PROBLEM STATEMENT » Give back the listing in full and exactly, leaving out the images.

SUPPLIED MATERIAL »

------------------------------------------------

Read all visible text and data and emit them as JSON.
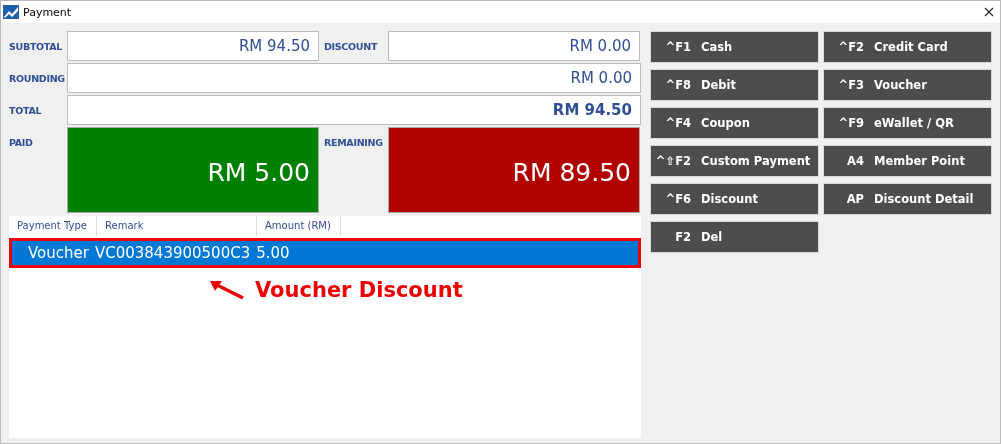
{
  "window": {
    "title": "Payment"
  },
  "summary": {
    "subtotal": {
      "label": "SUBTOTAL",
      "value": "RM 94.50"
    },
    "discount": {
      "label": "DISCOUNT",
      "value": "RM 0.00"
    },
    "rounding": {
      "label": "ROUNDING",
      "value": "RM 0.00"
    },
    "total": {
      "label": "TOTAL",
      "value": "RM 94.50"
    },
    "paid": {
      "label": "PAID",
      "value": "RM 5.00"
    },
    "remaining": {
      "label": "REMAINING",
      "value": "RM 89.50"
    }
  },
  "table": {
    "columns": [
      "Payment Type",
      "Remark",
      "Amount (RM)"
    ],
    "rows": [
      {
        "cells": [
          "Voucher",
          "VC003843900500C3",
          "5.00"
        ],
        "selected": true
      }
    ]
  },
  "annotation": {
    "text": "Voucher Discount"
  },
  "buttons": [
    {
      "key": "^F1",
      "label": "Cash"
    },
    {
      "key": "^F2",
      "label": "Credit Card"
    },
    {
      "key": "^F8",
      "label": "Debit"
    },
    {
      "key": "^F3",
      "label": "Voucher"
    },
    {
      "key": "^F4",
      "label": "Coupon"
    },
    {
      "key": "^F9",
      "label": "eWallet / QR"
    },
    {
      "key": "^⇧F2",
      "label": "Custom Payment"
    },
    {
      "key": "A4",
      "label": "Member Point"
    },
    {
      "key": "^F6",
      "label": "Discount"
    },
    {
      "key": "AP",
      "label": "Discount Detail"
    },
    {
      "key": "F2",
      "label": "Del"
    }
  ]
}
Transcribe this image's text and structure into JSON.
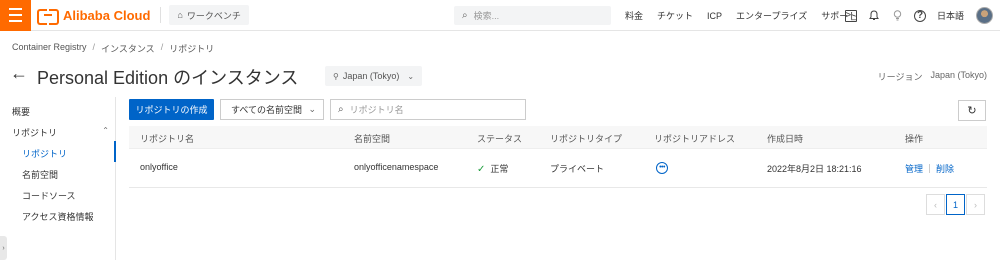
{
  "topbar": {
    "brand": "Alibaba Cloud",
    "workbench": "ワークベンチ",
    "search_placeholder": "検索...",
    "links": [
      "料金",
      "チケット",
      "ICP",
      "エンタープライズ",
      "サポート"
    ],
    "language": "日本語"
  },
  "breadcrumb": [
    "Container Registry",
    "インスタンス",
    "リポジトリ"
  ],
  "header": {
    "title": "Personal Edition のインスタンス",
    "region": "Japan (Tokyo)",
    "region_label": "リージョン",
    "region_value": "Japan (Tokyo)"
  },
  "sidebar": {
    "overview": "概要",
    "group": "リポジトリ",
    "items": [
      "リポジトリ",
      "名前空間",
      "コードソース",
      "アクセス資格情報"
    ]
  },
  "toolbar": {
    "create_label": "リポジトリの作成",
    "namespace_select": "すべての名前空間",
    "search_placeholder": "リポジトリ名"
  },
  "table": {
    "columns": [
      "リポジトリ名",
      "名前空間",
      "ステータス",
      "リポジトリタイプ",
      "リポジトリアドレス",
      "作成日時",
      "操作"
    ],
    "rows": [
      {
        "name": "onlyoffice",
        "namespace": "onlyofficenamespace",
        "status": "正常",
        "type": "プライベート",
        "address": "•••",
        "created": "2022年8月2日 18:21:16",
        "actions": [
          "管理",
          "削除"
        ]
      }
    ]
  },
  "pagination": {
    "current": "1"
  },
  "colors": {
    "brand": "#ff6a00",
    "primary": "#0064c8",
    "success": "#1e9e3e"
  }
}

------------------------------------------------

SOLUTION FOR THIS TASK »
Read all visible text and data and emit them as JSON.
{
  "window": {
    "title": "Payment"
  },
  "summary": {
    "subtotal": {
      "label": "SUBTOTAL",
      "value": "RM 94.50"
    },
    "discount": {
      "label": "DISCOUNT",
      "value": "RM 0.00"
    },
    "rounding": {
      "label": "ROUNDING",
      "value": "RM 0.00"
    },
    "total": {
      "label": "TOTAL",
      "value": "RM 94.50"
    },
    "paid": {
      "label": "PAID",
      "value": "RM 5.00"
    },
    "remaining": {
      "label": "REMAINING",
      "value": "RM 89.50"
    }
  },
  "table": {
    "columns": [
      "Payment Type",
      "Remark",
      "Amount (RM)"
    ],
    "rows": [
      {
        "cells": [
          "Voucher",
          "VC003843900500C3",
          "5.00"
        ],
        "selected": true
      }
    ]
  },
  "annotation": {
    "text": "Voucher Discount"
  },
  "buttons": [
    {
      "key": "^F1",
      "label": "Cash"
    },
    {
      "key": "^F2",
      "label": "Credit Card"
    },
    {
      "key": "^F8",
      "label": "Debit"
    },
    {
      "key": "^F3",
      "label": "Voucher"
    },
    {
      "key": "^F4",
      "label": "Coupon"
    },
    {
      "key": "^F9",
      "label": "eWallet / QR"
    },
    {
      "key": "^⇧F2",
      "label": "Custom Payment"
    },
    {
      "key": "A4",
      "label": "Member Point"
    },
    {
      "key": "^F6",
      "label": "Discount"
    },
    {
      "key": "AP",
      "label": "Discount Detail"
    },
    {
      "key": "F2",
      "label": "Del"
    }
  ]
}
Transcribe this image's text and structure into JSON.
{
  "topbar": {
    "brand": "Alibaba Cloud",
    "workbench": "ワークベンチ",
    "search_placeholder": "検索...",
    "links": [
      "料金",
      "チケット",
      "ICP",
      "エンタープライズ",
      "サポート"
    ],
    "language": "日本語"
  },
  "breadcrumb": [
    "Container Registry",
    "インスタンス",
    "リポジトリ"
  ],
  "header": {
    "title": "Personal Edition のインスタンス",
    "region": "Japan (Tokyo)",
    "region_label": "リージョン",
    "region_value": "Japan (Tokyo)"
  },
  "sidebar": {
    "overview": "概要",
    "group": "リポジトリ",
    "items": [
      "リポジトリ",
      "名前空間",
      "コードソース",
      "アクセス資格情報"
    ]
  },
  "toolbar": {
    "create_label": "リポジトリの作成",
    "namespace_select": "すべての名前空間",
    "search_placeholder": "リポジトリ名"
  },
  "table": {
    "columns": [
      "リポジトリ名",
      "名前空間",
      "ステータス",
      "リポジトリタイプ",
      "リポジトリアドレス",
      "作成日時",
      "操作"
    ],
    "rows": [
      {
        "name": "onlyoffice",
        "namespace": "onlyofficenamespace",
        "status": "正常",
        "type": "プライベート",
        "address": "•••",
        "created": "2022年8月2日 18:21:16",
        "actions": [
          "管理",
          "削除"
        ]
      }
    ]
  },
  "pagination": {
    "current": "1"
  },
  "colors": {
    "brand": "#ff6a00",
    "primary": "#0064c8",
    "success": "#1e9e3e"
  }
}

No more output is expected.